WHAT TO DO: From the entries below, pull out each line where "kind" appears.

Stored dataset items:
*** Block opens ***
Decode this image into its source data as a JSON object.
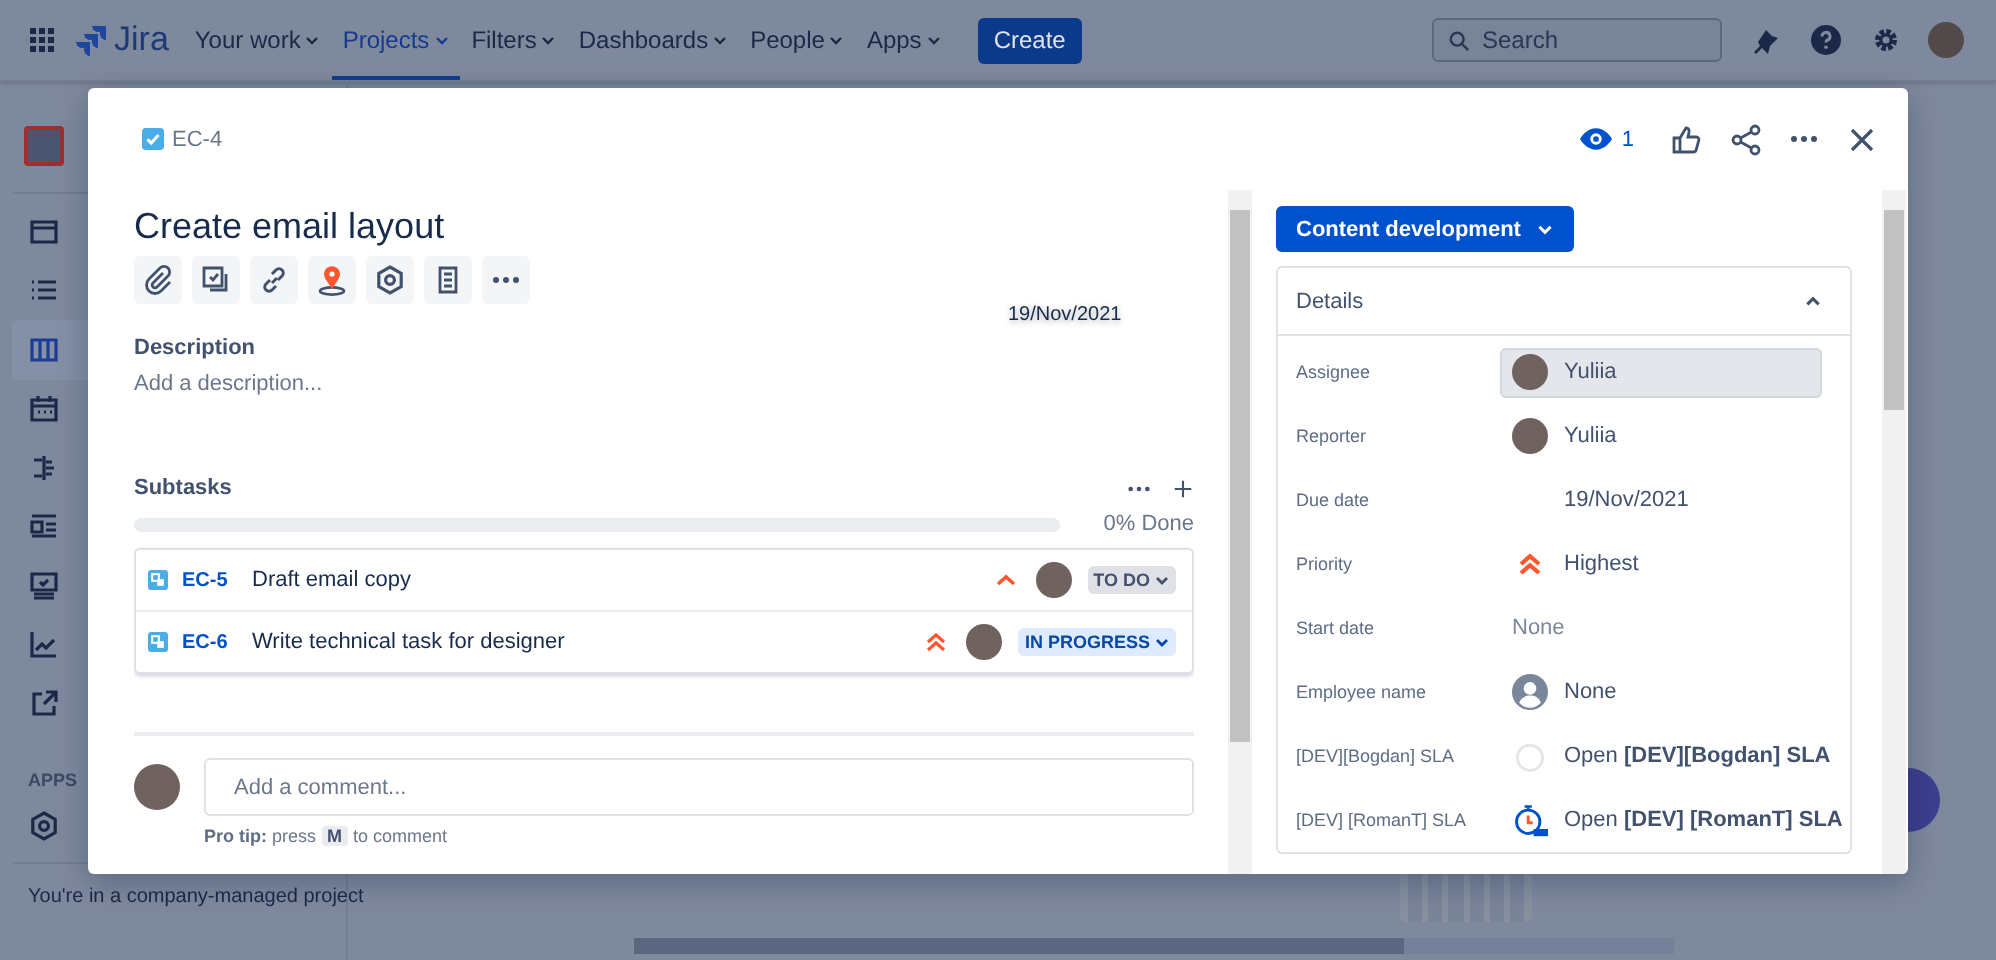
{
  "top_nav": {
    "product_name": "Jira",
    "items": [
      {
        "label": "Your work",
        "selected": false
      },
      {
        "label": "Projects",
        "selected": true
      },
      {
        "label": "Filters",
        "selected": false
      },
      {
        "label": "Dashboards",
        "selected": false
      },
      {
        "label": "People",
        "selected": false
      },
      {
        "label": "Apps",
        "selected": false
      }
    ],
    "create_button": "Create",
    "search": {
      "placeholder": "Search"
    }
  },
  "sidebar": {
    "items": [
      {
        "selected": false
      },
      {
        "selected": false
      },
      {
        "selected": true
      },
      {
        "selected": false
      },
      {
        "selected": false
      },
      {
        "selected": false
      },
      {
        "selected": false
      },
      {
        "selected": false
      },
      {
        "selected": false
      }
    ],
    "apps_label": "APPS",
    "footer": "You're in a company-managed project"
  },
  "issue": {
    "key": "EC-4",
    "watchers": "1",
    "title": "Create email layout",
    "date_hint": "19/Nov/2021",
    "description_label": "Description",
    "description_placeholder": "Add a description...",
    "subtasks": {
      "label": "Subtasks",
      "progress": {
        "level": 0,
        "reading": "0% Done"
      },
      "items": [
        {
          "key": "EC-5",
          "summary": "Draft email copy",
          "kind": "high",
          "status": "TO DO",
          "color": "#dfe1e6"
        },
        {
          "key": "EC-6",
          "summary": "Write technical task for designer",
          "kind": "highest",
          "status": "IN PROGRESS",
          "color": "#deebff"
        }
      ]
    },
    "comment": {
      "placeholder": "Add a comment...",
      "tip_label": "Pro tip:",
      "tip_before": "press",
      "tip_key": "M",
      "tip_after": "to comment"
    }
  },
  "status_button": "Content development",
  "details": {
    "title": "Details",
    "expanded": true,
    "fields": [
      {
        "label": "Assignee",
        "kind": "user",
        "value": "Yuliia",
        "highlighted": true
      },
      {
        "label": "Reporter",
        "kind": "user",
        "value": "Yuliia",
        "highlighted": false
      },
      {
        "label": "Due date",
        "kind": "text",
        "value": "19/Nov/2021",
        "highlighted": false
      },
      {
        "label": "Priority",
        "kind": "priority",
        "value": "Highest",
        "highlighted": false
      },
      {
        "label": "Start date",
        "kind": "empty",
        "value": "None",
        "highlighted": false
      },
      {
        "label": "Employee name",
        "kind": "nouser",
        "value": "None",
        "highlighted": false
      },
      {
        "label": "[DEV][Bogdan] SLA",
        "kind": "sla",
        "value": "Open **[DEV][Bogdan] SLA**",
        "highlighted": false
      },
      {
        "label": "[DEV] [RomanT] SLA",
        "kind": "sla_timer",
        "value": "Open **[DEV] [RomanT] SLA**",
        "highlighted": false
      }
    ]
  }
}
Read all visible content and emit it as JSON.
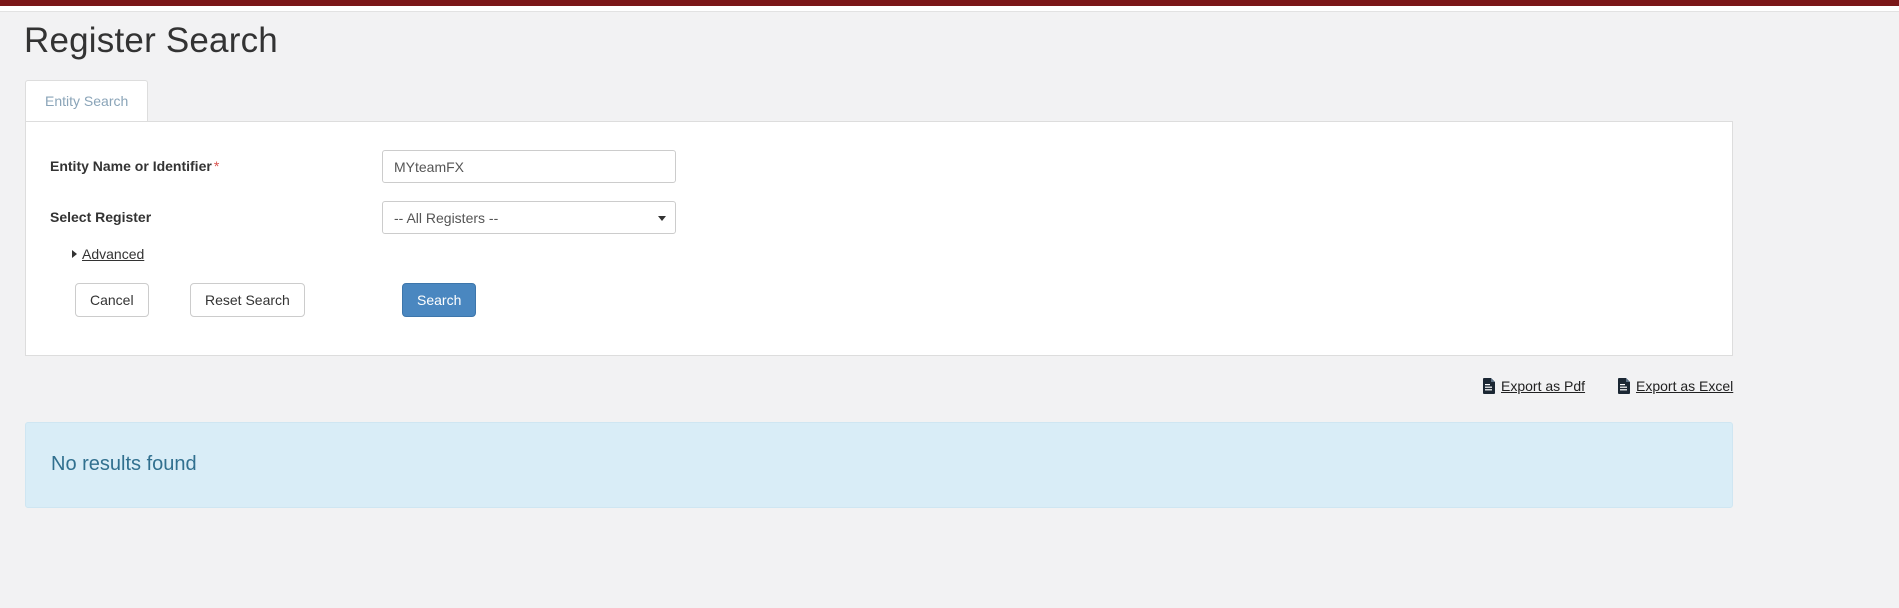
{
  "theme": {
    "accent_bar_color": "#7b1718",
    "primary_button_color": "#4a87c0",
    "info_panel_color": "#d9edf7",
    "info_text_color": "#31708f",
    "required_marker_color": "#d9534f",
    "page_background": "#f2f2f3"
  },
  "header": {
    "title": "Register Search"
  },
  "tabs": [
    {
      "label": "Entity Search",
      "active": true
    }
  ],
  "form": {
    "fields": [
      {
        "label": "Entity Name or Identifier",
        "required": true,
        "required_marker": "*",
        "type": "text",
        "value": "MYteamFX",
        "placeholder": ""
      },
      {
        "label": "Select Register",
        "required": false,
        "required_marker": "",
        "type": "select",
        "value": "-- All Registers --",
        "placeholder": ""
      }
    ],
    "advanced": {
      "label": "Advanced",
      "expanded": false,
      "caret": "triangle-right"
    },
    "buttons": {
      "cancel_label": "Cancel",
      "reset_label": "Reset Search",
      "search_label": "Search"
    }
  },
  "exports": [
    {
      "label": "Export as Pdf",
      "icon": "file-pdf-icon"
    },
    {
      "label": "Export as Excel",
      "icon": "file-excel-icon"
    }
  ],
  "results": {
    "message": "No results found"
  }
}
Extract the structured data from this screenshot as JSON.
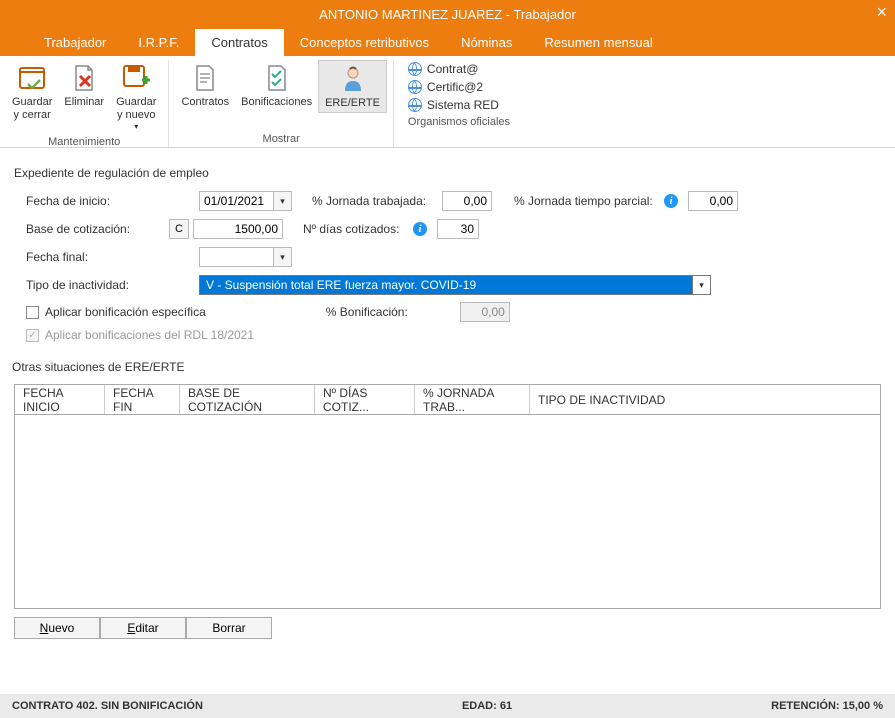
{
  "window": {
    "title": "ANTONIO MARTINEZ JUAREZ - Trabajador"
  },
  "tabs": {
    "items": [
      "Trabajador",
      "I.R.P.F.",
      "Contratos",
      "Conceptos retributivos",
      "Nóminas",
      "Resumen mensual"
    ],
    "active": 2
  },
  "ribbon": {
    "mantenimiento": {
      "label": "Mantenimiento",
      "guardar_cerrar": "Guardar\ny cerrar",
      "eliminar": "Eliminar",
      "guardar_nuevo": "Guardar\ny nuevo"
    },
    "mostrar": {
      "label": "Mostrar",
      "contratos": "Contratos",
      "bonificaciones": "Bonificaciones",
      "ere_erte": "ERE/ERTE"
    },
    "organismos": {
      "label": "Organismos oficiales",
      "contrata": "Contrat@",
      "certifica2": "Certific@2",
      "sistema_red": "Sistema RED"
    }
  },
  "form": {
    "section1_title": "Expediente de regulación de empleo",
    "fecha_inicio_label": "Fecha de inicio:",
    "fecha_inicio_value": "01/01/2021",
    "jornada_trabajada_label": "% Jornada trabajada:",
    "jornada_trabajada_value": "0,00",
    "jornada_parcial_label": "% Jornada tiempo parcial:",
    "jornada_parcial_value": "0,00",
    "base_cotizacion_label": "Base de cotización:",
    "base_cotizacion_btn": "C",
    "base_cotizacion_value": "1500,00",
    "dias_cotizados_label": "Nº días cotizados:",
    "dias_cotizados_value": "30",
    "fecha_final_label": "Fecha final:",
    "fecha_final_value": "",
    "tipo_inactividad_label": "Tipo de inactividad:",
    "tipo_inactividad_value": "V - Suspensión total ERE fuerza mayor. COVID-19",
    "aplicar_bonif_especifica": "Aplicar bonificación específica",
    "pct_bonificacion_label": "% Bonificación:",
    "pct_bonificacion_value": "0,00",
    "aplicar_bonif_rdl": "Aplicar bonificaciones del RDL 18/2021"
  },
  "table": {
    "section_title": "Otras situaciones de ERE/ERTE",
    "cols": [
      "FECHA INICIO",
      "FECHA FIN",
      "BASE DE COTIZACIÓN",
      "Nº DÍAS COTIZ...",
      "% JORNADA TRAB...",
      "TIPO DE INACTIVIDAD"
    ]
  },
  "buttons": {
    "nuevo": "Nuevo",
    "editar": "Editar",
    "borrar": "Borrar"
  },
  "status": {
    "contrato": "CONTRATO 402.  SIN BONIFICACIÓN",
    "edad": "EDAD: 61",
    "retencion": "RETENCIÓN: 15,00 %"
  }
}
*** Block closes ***
SOLVED EXERCISE:
          "kind": "high",
          "kind": "highest",
        "kind": "user",
        "kind": "user",
        "kind": "text",
        "kind": "priority",
        "kind": "empty",
        "kind": "nouser",
        "kind": "sla",
        "kind": "sla_timer",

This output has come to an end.